Look at the different types of people cycling in Amsterdam (and indeed London) and compare that with what you see in Adelaide. Our levels of cycling are clearly slowly increasing but in the main, we are mostly blokes, many of whom are in lycra or plastic flourescent jackets. I am beginning to see more young women on normal bikes (like those at the Classic Bicycle Shop) dressed in normal clothes but they are a tiny trickle. You still seldom see school children getting themselves to school, or riding with their parents, you seldom see parents carrying children on bikes to childcare and you rarely see pensioners cycling to the shops with their basket on their bike.

To encourage genuinely decent numbers, you have to install the infrastructure. That means making the difficult political decision of reclaiming some of the massive amounts of road space back from cars (look at the width of some city streets all devoted to motor vehicles).

Cycling should be as normal as driving is at the moment. It is not a specialist activity requiring special gear. People jump in their cars in their normal clothes to go shopping, visit friends, go to uni and so on. It should be exactly the same on a bike if that is what people choose, and given how much more pleasant our city would be, we should be doing all we can to encourage it.

Thursday, 1 April 2010


A recent article in the Advertiser suggests that over half of South Australian drivers routinely disobeyed the 50 km/h default speed limit. The findings come from a report published by the University of Adelaide Centre for Automotive Safety Research.

What interested me were most of the responses. 219 people took the trouble to respond. I did not have the time to read every single one but of those I did, the vast majority say that the rate of disobedience is merely proof that speed limits are too low. The evidence is overwhelming of course that lowering the speed limit saves lives. See for example the recent study in the British Medical Journal.

I think it comes from people's perceptions. If you travel everywhere by car, as many people in Adelaide do, your view of the world is generally behind a windscreen. Your views on traffic congestion come from the line of cars you see from behind the steering wheel.

If you travel by bike, bus or on foot, you get a very different picture. A road on which everyone is travelling at 60 km/h or more is very different indeed from one on which people are travelling at 40 km/h or less. For one thing, the second one is a lot less stressful.

One misconception that comes out in the comments is the assertion that lower speed limits slow down traffic and cause congestion. Both are wrong.
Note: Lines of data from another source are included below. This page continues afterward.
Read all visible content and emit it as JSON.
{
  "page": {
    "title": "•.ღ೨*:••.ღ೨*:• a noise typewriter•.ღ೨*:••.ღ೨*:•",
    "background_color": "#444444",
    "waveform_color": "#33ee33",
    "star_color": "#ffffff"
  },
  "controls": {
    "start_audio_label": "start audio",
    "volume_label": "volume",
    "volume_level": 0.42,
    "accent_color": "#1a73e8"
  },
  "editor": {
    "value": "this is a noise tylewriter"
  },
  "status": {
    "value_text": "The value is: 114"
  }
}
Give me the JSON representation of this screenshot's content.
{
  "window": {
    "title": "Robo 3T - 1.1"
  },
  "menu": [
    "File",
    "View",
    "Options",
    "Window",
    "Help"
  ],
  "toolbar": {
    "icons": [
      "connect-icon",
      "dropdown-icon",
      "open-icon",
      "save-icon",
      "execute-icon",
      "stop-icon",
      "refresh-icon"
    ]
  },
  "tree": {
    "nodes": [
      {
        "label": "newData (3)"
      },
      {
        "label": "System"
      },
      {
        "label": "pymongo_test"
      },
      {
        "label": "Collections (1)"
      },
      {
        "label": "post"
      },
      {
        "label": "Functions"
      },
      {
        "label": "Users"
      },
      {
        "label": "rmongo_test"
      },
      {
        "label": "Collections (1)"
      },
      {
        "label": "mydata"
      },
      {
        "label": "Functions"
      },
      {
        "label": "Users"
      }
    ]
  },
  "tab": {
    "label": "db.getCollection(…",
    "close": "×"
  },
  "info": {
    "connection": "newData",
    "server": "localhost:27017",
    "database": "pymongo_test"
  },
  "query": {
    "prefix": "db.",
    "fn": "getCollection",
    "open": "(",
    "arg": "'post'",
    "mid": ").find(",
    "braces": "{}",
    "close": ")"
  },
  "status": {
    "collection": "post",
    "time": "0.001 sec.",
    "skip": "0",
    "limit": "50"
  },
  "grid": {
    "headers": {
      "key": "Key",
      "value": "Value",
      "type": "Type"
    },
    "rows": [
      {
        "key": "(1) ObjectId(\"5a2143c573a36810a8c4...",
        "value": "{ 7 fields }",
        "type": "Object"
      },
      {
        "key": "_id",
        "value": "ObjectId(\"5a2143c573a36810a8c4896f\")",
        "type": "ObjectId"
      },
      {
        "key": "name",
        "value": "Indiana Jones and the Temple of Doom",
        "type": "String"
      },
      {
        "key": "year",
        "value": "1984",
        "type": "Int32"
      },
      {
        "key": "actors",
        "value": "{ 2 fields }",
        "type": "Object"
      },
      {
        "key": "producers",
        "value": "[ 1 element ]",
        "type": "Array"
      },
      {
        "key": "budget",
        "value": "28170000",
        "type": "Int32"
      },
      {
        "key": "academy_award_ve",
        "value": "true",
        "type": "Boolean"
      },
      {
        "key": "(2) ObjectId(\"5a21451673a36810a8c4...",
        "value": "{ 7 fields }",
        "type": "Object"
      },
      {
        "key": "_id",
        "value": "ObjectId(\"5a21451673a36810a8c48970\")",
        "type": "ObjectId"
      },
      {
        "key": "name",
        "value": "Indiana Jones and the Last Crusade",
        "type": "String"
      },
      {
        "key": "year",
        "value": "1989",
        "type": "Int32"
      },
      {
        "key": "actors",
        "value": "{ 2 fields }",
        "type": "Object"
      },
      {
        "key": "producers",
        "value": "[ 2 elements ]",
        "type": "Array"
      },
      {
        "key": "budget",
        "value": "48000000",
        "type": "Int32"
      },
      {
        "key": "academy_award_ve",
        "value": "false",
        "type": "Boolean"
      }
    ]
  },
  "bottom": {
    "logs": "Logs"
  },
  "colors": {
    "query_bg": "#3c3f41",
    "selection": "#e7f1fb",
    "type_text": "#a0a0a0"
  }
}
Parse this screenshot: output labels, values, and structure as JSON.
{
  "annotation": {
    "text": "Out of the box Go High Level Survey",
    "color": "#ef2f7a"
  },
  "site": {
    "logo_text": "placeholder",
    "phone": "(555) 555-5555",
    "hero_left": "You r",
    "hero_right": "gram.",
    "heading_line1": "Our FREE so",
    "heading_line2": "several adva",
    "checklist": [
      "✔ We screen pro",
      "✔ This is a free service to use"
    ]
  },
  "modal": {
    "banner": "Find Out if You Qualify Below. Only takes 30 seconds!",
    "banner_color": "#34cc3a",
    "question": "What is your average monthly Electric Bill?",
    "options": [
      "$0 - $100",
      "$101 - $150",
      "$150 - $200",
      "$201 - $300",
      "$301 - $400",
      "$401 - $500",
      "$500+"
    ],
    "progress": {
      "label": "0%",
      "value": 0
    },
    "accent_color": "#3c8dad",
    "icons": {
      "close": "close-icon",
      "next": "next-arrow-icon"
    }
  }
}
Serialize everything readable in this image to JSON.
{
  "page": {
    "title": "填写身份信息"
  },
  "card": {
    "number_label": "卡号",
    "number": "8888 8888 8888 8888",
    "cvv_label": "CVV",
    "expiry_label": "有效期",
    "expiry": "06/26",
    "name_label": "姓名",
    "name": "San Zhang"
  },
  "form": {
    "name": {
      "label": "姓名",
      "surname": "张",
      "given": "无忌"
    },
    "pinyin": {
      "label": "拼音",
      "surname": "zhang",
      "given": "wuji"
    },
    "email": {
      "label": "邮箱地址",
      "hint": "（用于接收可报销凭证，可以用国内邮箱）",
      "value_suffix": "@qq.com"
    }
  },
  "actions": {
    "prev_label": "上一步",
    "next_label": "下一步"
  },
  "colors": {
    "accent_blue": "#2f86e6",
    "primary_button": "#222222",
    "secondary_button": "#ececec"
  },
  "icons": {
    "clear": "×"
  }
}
If you watch a line of cars move off from a red light, it is a bit like watching an old freight train. As the locomotive moves away, the couplings tighten and the first truck moves. The second follows until slowly but surely the whole train is moving but it is longer because of the stretched couplings. It is the same with traffic except instead of couplings you have gaps between cars. The size of the gaps depends on the speed of the traffic. The faster a car travels, the more space it takes up because of the required braking distance.

Slowing cars a little reduces the required braking distance and increases the number of cars that can pass a particular point in a given time because each car is taking up less space. In other words, it actually can increase the carrying capacity of the road.

It is funny though that an article like that leads to so many people commenting that way. It is an example of what has been described as car head.

If you have an article about cyclists breaking the law by riding on the pavement, the reactions are generally different. Then you see phrases such as "lycra louts" and "law unto themselves". What must be recognised is that cycling on the pavement or through red lights is a symptom of unpleasant cycling conditions and poor cycling infrastructure. In a city like ours that is built around motoring and full of reckless, risk-taking drivers (over half of which routinely break the speed limit if the Advertiser is to be believed), cyclists understandably do all they can to stay safe. That includes riding on the pavement.

If some serious money was spent on proper, safe, separated cycling infrastructure that made it easy to get around by bike instead of the constant obstacles they face, the story might be different.